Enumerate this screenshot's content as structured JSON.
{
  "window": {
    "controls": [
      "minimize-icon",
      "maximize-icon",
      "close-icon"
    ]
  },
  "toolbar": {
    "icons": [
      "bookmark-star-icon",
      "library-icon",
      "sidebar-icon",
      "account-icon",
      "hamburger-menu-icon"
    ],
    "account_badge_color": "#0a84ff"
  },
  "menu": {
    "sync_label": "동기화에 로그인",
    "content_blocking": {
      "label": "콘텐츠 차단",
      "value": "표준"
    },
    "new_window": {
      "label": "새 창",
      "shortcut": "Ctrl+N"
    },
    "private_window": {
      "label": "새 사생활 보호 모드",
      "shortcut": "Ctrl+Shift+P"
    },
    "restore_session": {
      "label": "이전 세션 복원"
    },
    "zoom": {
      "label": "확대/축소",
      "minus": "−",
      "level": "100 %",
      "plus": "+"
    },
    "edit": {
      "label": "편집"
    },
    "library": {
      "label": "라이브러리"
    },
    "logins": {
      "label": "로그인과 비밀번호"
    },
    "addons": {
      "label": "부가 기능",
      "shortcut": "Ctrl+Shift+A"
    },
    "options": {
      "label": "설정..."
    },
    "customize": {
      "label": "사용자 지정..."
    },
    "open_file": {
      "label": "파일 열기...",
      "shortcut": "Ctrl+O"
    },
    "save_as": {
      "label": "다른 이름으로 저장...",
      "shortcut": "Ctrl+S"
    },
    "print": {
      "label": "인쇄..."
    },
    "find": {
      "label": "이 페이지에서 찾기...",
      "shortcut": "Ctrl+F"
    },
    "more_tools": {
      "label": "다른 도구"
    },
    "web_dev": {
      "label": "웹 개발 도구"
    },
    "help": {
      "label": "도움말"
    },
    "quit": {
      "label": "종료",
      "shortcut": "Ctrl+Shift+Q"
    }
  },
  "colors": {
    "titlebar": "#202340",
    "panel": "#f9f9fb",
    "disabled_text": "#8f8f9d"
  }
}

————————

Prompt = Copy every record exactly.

Exercise response =
Enumerate this screenshot's content as structured JSON.
{
  "window": {
    "controls": [
      "minimize-icon",
      "maximize-icon",
      "close-icon"
    ]
  },
  "toolbar": {
    "icons": [
      "bookmark-star-icon",
      "library-icon",
      "sidebar-icon",
      "account-icon",
      "hamburger-menu-icon"
    ],
    "account_badge_color": "#0a84ff"
  },
  "menu": {
    "sync_label": "동기화에 로그인",
    "content_blocking": {
      "label": "콘텐츠 차단",
      "value": "표준"
    },
    "new_window": {
      "label": "새 창",
      "shortcut": "Ctrl+N"
    },
    "private_window": {
      "label": "새 사생활 보호 모드",
      "shortcut": "Ctrl+Shift+P"
    },
    "restore_session": {
      "label": "이전 세션 복원"
    },
    "zoom": {
      "label": "확대/축소",
      "minus": "−",
      "level": "100 %",
      "plus": "+"
    },
    "edit": {
      "label": "편집"
    },
    "library": {
      "label": "라이브러리"
    },
    "logins": {
      "label": "로그인과 비밀번호"
    },
    "addons": {
      "label": "부가 기능",
      "shortcut": "Ctrl+Shift+A"
    },
    "options": {
      "label": "설정..."
    },
    "customize": {
      "label": "사용자 지정..."
    },
    "open_file": {
      "label": "파일 열기...",
      "shortcut": "Ctrl+O"
    },
    "save_as": {
      "label": "다른 이름으로 저장...",
      "shortcut": "Ctrl+S"
    },
    "print": {
      "label": "인쇄..."
    },
    "find": {
      "label": "이 페이지에서 찾기...",
      "shortcut": "Ctrl+F"
    },
    "more_tools": {
      "label": "다른 도구"
    },
    "web_dev": {
      "label": "웹 개발 도구"
    },
    "help": {
      "label": "도움말"
    },
    "quit": {
      "label": "종료",
      "shortcut": "Ctrl+Shift+Q"
    }
  },
  "colors": {
    "titlebar": "#202340",
    "panel": "#f9f9fb",
    "disabled_text": "#8f8f9d"
  }
}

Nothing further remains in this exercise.